Resident points to re-routed water flowing away from reservoir and toward Route 17

Goshen. The latest map, supplied by Legoland engineers, shows the stream broken off and now flowing towards Route 17. “That’s strange, isn’t it?" Dr. Olivia Serdarevic asked Goshen trustees. "A major stream that always went to the Greenhill Reservoir, doesn’t go there now."

Goshen /
| 26 Sep 2019 | 04:21

Dr. Olivia Serdarevic, who calls herself “an almost lifelong resident of Goshen,” came well-prepared with maps and photos to the latest Goshen Village Board on Monday, Sept. 23.

The maps, from the U.S. Department of the Interior Geological Survey (1957), the Orange County Water Authority (1994), and Town of Goshen Potable Water Study (2003), each show the Otterkill flowing through the watershed towards the Greenhill Reservoir, a major water source for the village.

The latest map, supplied by Legoland engineers, shows the stream broken off and now flowing towards Route 17.

“That’s strange, isn’t it?" she asked. "A major stream that always went to the Greenhill Reservoir, doesn’t go there now."

According to Serdarevic, there are currently 80,000 cubic yards of soil stockpiled on the Legoland construction site. Trucks have begun moving the dirt to areas about 3,000 feet away on roads they created in the buffer area, outside the CR (commercial recreation) district.

The area where the soil is headed for stockpiling has steep slopes, near the Greenhill Watershed, where soil erosion and drainage can impact the reservoir.

Serdarevic noted that given the 27 citations from the NYS Department of Environmental Conservation that the construction site has already been given for environmental pollution, trucking the soil now taking place should be investigated.

“Why not make better use of this soil?” Serdarevic said.

Responding to her own question, she said: “It’s an easy solution, a viable possibility: use the soil to act as berms to reduce noise at the parking lot area of the Legoland site.”

She claims Legoland has no intention of using any sound deadening devices, like fencing around the parking lot.

Said Serdarevic, “This solution is less costly than moving the soil further from where it is now, keeping it closer will act as a sound barrier for noise reduction, and most importantly, it’ll stay within the CR district, and not be stockpiled on the protected watershed area at the Greenhill Reservoir.”

Immediately at the close of the board meeting, Village Mayor Mike Nuzzolese contacted Jim Farr, water/sewer engineer for the village, to investigate the claim. Farr and Superintendent of Public Works Scott Birney went the next day, walked the property, and thoroughly investigated the area.
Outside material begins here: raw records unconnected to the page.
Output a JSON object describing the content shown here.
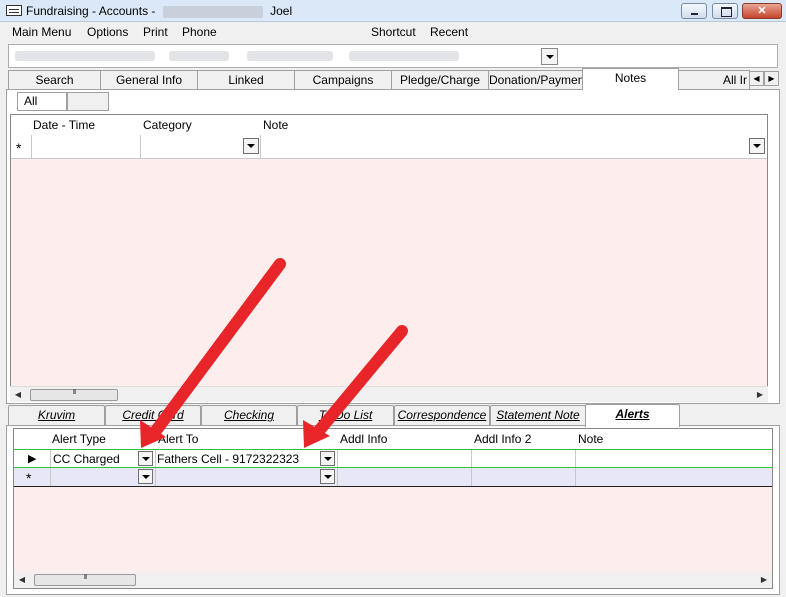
{
  "window": {
    "title_prefix": "Fundraising - Accounts -",
    "title_suffix": "Joel"
  },
  "menu": {
    "items": [
      "Main Menu",
      "Options",
      "Print",
      "Phone"
    ],
    "right_items": [
      "Shortcut",
      "Recent"
    ]
  },
  "main_tabs": [
    "Search",
    "General Info",
    "Linked",
    "Campaigns",
    "Pledge/Charge",
    "Donation/Payment",
    "Notes",
    "All Ir"
  ],
  "main_tabs_active": "Notes",
  "notes": {
    "filter_tab": "All",
    "columns": [
      "Date - Time",
      "Category",
      "Note"
    ],
    "new_row_marker": "*"
  },
  "sub_tabs": [
    "Kruvim",
    "Credit Card",
    "Checking",
    "To Do List",
    "Correspondence",
    "Statement Note",
    "Alerts"
  ],
  "sub_tabs_active": "Alerts",
  "alerts": {
    "columns": [
      "Alert Type",
      "Alert To",
      "Addl Info",
      "Addl Info 2",
      "Note"
    ],
    "rows": [
      {
        "marker": "▶",
        "alert_type": "CC Charged",
        "alert_to": "Fathers Cell - 9172322323",
        "addl_info": "",
        "addl_info_2": "",
        "note": ""
      }
    ],
    "new_row_marker": "*"
  },
  "colors": {
    "grid_background": "#fdeeed",
    "selected_row_border": "#36c036",
    "annotation_arrow": "#e8262a",
    "new_row_background": "#e7e7f8"
  },
  "icons": {
    "app": "form-icon",
    "dropdown": "chevron-down-icon",
    "scroll_left": "arrow-left-icon",
    "scroll_right": "arrow-right-icon"
  }
}
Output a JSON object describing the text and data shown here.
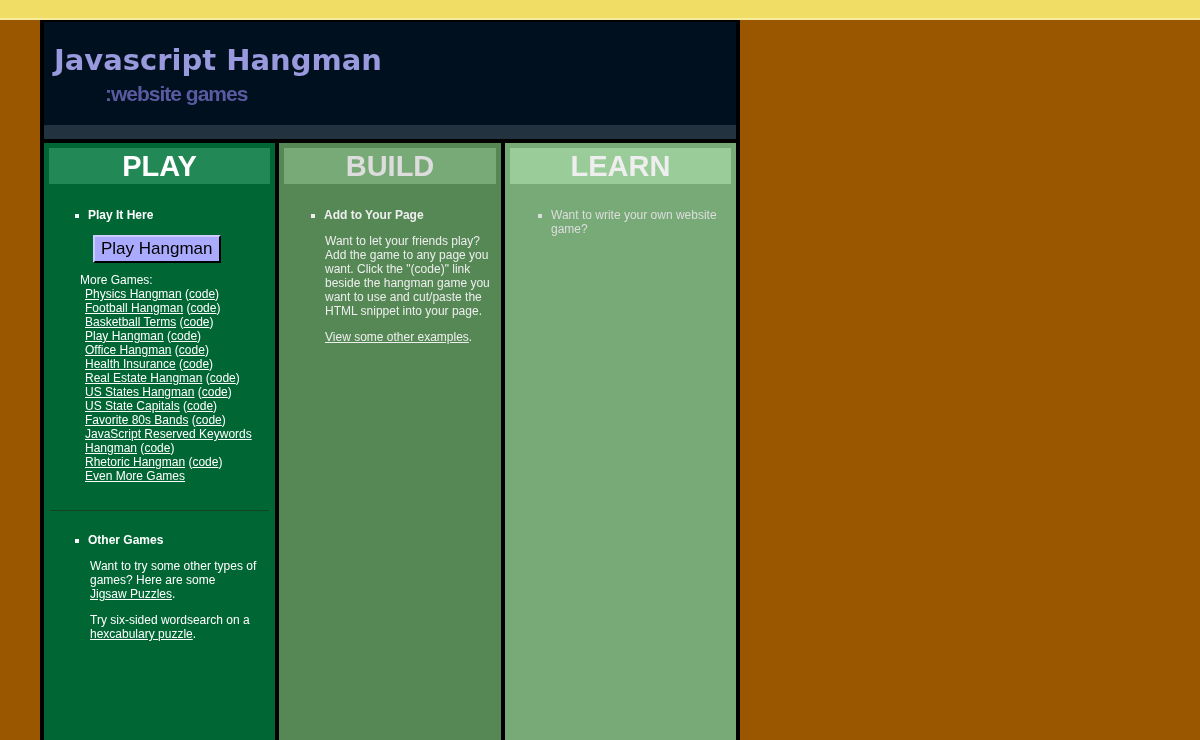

They determined that runoff would not impact the village water source.

After his investigation, Farr sent the village a detailed engineering report, complete with a topographical map, which is available for public review.

“Although the project is in the town and not in our jurisdiction, our biggest concern is any impact on our water source,” said Mayor Nuzzolese. "The conclusion that our engineer found is that our reservoir is not impacted."

Village appoints assistant building inspector to expedite projects
At an earlier meeting in September, the Goshen Village Board passed a resolution to appoint an assistant building inspector to meet the increased workload “to allow for the proper and timely performance of the duties required to be performed by the Village Building Department.”
Advising the Goshen Village Board that his office is experiencing an increased workload, Village Building Inspector Theodore L. Lewis, requested the services of an assistant building inspector.
To meet his recommendation, the village created an assistant building inspector job classification.
According to the resolution, “the Village Board deems it in the overall public interest to appoint an Assistant Building Inspector to aide in the performance of the vital functions and duties of the Village Building Department.”
Appointed to the position of Assistant Building Inspector is John O’Rourke, P.E. or John Russo, P.E. Both members of the Village’s engineering consultant, Lanc & Tully Engineering and Land Surveying, P.C., and are New York State certified Building Inspectors.
The resolution was unanimously passed; compensation paid for the services is $101 per hour.
Also at that meeting, the board accepted the resignation of Village of Goshen Justice Court Officer Christopher J. Beck.